Changemaker: Francis Ekii
Uganda’s demographic statistics show that citizens between the ages of 13 and 19 make up about 5 million of Uganda’s population of over 30 million (Uganda Bureau of Statistics), making it one of the youngest populations in the world. There are also over 3,000 schools in Uganda. These figures demonstrate the significance of youth as a potential force for change in the community, and as a potential catalyst for national development and prosperity. Unfortunately, Uganda’s education system does not develop students into innovative problem solvers as less than 30% of these schools offer opportunities for students to be entrepreneurial.
As in many African countries, poverty is a major challenge which is inextricably linked with other social issues such as unemployment, HIV/AIDS, hunger, disease and poor sanitation, and illiteracy among others. Young Entrepreneurs Challenge was founded with the belief that young people can play a key role in addressing these entrenched social and economic issues. However, in order to reach their full potential as agents of positive change, these high potential young leaders have to be empowered to begin solving pressing problems at the local level at their schools and surrounding communities.
Our theory for creating change is built on three pillars; Discover, Develop and Deliver. The discover stage involves identifying some of the most promising individuals in high schools within and around Kampala (Uganda’s capital city). This is done through our highly competitive and strict selection process where applicants have to articulate a need/challenge that they have identified in their community and a feasible solution to this pressing need.
At the core of the Discover process is also offering support and guidance to these uprising entrepreneurial leaders to discover who they are as individuals. Through a self-leadership course on proactivity, emotional intelligence among other components of our unique course participants are able to ascertain what their passions are, their strengths and weaknesses, knowledge that ultimately prepares them to think about how they can make a contribution to the development and prosperity of their community.
This year we are working on building a strong network of successful professionals, leaders and entrepreneurs in Uganda that shall play a key role in developing the innate entrepreneurial potential of our participants. This goal is part of our plan to strengthen our mentorship program. Alongside our entrepreneurial leadership workshops, the mentorship program is a key feature of our develop stage that helps the uprising young entrepreneurs develop their passions into feasible ideas that tackle some of the most pressing challenges in their communities.
Finally, the deliver stage involves launching projects or businesses that offer opportunities for the young entrepreneurs to further develop their leadership and entrepreneurial skills as well as create measurable impact in their communities through their projects.

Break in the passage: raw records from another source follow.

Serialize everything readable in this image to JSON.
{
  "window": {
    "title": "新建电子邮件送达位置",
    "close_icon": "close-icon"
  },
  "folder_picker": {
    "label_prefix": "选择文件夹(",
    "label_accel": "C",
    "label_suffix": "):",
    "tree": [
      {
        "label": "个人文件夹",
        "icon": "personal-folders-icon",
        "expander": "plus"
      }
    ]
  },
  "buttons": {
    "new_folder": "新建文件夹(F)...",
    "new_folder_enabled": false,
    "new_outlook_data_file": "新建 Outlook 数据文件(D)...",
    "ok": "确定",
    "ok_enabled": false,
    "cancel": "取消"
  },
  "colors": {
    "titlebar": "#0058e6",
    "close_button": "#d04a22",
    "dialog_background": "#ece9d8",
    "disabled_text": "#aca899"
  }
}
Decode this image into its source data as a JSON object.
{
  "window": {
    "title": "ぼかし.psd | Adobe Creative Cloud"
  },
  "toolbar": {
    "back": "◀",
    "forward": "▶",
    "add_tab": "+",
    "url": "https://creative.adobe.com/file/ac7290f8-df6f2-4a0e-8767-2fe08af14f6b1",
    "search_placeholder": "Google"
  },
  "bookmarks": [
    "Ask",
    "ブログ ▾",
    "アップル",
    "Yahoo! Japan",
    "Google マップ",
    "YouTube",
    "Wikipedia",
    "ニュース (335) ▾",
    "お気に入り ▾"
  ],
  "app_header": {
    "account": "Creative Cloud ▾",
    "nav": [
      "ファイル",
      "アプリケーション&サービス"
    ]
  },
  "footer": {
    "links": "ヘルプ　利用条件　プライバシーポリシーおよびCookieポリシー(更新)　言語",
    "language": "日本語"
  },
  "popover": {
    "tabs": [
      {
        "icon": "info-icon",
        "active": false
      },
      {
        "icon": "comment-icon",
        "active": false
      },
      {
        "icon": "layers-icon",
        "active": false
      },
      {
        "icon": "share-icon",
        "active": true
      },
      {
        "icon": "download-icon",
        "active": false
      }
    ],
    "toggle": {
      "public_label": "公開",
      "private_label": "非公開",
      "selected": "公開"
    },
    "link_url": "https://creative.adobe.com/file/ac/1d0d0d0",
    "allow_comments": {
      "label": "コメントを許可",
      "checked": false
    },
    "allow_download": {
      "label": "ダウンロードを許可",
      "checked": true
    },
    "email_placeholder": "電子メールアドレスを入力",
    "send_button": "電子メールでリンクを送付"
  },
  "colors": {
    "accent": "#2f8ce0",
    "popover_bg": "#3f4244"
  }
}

One of our young entrepreneurs, Rachael Achieng is currently running a lab-rat project that supplies low cost rats to over three schools in Kampala. This was a result of attending our inaugural ideas competition and workshops and seed funding she received from YEC.
Since we started in 2010 we have trained over 150 high-school students and continue to grow that figure. I am really excited about the preparations for this year’s edition of our programs and looking forward to reporting back some amazing achievements and developments from the exceptional young Ugandans we are working with.
- Francis, Global Changemaker from Uganda